▶ Work to complete
Would you please copy every line below that includes the string "page"?

-------------------------

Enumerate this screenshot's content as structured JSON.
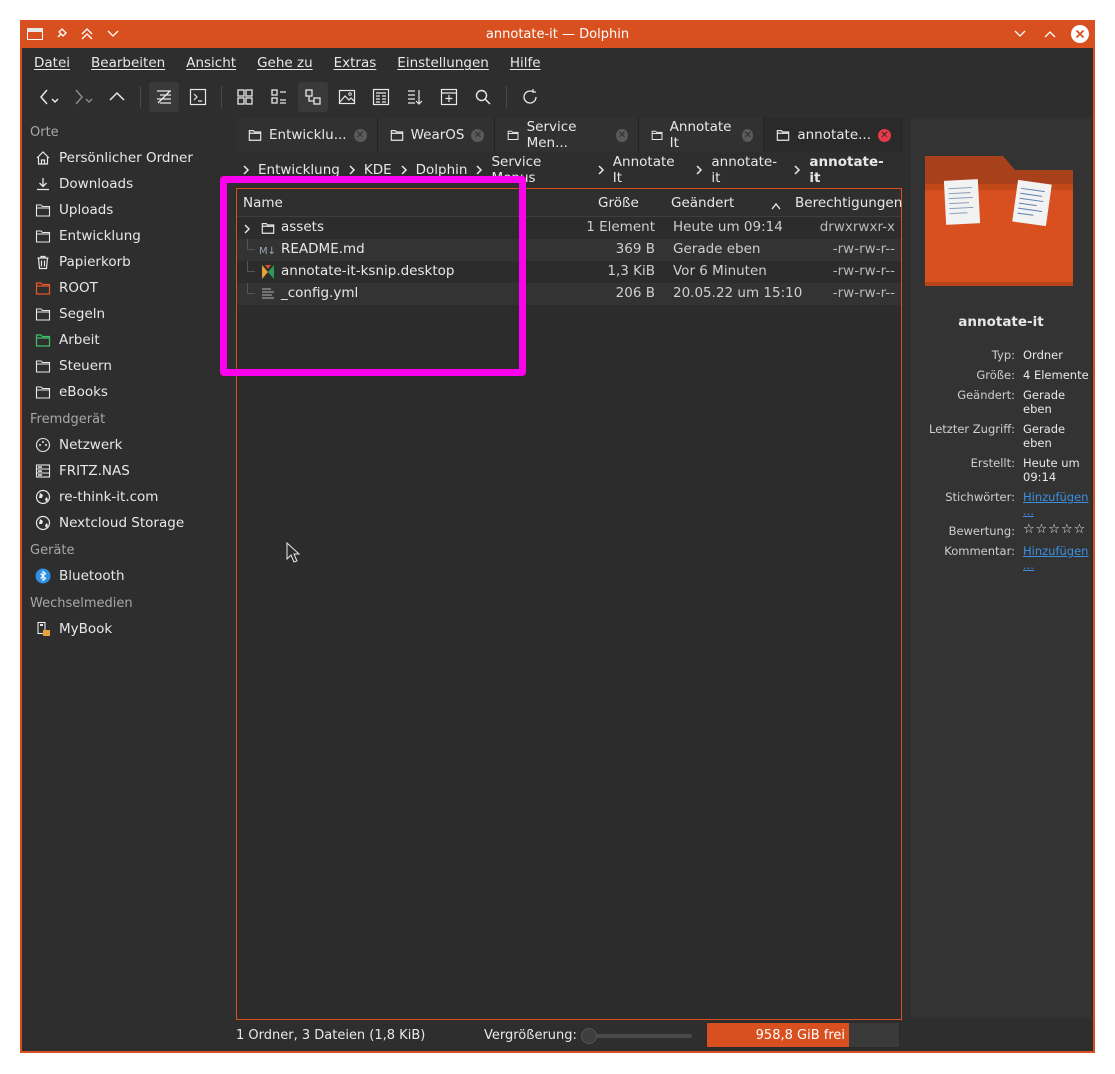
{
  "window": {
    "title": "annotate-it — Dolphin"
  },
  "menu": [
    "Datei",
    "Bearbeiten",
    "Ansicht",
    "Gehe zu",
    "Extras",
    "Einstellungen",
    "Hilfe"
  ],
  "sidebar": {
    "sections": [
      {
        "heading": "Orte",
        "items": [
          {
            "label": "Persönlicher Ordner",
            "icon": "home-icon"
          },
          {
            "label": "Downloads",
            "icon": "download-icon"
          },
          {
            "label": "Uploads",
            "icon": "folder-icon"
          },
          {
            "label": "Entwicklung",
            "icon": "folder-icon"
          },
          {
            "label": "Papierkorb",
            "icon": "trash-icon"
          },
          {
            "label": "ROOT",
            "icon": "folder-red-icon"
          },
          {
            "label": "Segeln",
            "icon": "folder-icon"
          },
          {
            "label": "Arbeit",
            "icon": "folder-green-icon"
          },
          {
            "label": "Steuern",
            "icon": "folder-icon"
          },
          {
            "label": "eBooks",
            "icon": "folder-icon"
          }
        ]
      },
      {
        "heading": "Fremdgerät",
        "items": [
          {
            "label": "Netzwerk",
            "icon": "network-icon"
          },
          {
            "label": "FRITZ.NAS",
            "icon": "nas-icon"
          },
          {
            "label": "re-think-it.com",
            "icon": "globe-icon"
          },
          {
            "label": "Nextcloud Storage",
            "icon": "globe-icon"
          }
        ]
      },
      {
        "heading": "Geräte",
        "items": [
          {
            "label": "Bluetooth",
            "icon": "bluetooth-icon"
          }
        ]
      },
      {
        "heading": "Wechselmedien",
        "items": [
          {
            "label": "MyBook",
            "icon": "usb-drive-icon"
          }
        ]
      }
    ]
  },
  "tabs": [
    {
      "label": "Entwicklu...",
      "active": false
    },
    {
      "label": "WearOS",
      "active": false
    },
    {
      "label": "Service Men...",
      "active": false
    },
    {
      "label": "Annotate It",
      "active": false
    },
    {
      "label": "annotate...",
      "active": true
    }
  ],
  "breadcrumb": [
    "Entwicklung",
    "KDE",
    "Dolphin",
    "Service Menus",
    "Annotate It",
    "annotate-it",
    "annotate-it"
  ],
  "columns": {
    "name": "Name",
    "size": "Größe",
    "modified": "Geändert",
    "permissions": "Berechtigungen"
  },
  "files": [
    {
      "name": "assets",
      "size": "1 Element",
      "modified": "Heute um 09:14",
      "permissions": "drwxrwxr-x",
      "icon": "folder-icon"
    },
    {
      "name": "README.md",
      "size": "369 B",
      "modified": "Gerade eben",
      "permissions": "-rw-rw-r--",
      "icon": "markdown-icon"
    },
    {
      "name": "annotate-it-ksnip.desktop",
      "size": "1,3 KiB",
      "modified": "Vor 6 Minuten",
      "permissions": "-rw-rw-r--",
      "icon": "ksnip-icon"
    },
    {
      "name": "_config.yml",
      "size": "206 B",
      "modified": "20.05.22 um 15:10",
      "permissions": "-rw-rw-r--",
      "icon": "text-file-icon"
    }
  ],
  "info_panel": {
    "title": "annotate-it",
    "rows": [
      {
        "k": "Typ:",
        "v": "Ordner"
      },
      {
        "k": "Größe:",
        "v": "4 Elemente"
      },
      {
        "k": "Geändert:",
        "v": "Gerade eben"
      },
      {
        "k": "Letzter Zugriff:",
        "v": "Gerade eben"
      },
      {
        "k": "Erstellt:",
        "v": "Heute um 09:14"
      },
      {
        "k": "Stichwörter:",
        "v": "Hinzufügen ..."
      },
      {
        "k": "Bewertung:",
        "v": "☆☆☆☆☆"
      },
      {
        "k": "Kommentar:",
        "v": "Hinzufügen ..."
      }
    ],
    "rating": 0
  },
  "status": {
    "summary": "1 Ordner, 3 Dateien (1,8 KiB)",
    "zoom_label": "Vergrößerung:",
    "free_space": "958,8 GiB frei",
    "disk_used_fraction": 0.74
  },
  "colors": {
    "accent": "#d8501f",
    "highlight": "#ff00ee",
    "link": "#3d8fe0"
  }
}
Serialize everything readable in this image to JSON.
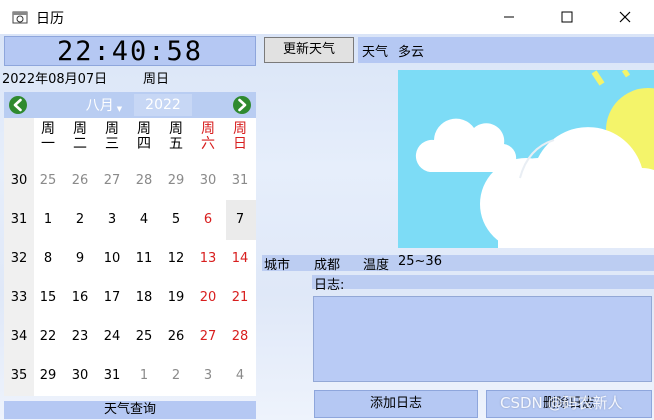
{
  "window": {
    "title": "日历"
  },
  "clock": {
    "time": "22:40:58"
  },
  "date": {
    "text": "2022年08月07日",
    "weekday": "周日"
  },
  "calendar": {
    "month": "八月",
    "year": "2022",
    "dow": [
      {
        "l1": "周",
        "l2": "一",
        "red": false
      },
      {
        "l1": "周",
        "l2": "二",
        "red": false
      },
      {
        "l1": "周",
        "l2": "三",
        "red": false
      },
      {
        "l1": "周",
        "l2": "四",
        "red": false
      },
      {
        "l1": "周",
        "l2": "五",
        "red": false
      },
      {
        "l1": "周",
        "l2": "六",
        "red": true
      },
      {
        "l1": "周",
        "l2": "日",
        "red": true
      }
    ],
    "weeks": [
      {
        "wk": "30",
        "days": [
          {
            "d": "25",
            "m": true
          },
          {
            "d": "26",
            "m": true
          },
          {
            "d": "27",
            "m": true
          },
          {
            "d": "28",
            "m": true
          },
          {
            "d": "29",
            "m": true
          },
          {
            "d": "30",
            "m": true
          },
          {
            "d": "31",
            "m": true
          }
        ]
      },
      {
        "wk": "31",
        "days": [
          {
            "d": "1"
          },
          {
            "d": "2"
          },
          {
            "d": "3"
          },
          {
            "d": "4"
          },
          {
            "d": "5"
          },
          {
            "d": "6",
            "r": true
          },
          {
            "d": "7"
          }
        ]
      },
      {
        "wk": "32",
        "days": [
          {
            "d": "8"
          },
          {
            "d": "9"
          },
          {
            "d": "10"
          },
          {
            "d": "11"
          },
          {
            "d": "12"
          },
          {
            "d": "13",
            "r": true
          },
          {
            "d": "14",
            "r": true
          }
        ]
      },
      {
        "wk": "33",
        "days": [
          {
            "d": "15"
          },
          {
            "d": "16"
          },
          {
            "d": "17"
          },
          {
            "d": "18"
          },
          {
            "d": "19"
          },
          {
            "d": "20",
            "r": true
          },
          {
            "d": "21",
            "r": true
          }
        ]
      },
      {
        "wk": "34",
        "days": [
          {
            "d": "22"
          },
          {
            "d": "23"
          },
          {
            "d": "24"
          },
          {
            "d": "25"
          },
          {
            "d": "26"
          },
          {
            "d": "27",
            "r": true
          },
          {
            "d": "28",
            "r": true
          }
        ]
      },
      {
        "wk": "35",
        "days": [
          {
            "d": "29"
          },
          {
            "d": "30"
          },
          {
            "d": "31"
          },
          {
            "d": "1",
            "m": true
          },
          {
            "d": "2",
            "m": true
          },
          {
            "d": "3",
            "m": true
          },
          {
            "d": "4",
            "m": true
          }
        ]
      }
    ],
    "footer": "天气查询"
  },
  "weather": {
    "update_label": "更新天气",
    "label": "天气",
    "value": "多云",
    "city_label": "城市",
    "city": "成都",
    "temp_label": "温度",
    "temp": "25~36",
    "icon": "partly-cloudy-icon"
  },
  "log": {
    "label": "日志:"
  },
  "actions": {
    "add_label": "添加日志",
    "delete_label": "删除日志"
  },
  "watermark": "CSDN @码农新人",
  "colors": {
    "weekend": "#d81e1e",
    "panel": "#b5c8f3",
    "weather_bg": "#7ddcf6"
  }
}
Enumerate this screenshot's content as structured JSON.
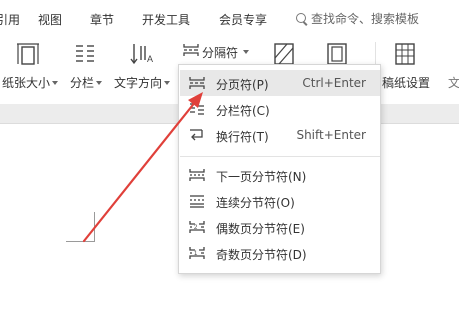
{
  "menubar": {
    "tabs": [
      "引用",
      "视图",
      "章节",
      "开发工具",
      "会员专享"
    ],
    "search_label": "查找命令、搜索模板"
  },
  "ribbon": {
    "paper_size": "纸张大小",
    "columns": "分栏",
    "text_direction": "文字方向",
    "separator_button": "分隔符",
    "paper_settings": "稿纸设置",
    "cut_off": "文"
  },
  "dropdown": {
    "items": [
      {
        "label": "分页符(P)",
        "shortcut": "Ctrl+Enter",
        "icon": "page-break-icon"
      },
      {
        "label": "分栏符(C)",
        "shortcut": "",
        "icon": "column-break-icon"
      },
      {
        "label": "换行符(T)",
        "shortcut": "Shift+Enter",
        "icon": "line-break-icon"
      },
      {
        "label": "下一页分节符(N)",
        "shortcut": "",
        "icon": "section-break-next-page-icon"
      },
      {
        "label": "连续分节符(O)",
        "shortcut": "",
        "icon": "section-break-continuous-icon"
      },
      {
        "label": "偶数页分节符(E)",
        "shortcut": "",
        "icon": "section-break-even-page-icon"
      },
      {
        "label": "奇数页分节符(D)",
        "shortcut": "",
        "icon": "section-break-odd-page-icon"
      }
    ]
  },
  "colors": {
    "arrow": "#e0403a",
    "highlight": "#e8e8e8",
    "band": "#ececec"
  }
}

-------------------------

▶ Answer for the task
        "icon": "page-break-icon"
        "icon": "section-break-next-page-icon"
        "icon": "section-break-even-page-icon"
        "icon": "section-break-odd-page-icon"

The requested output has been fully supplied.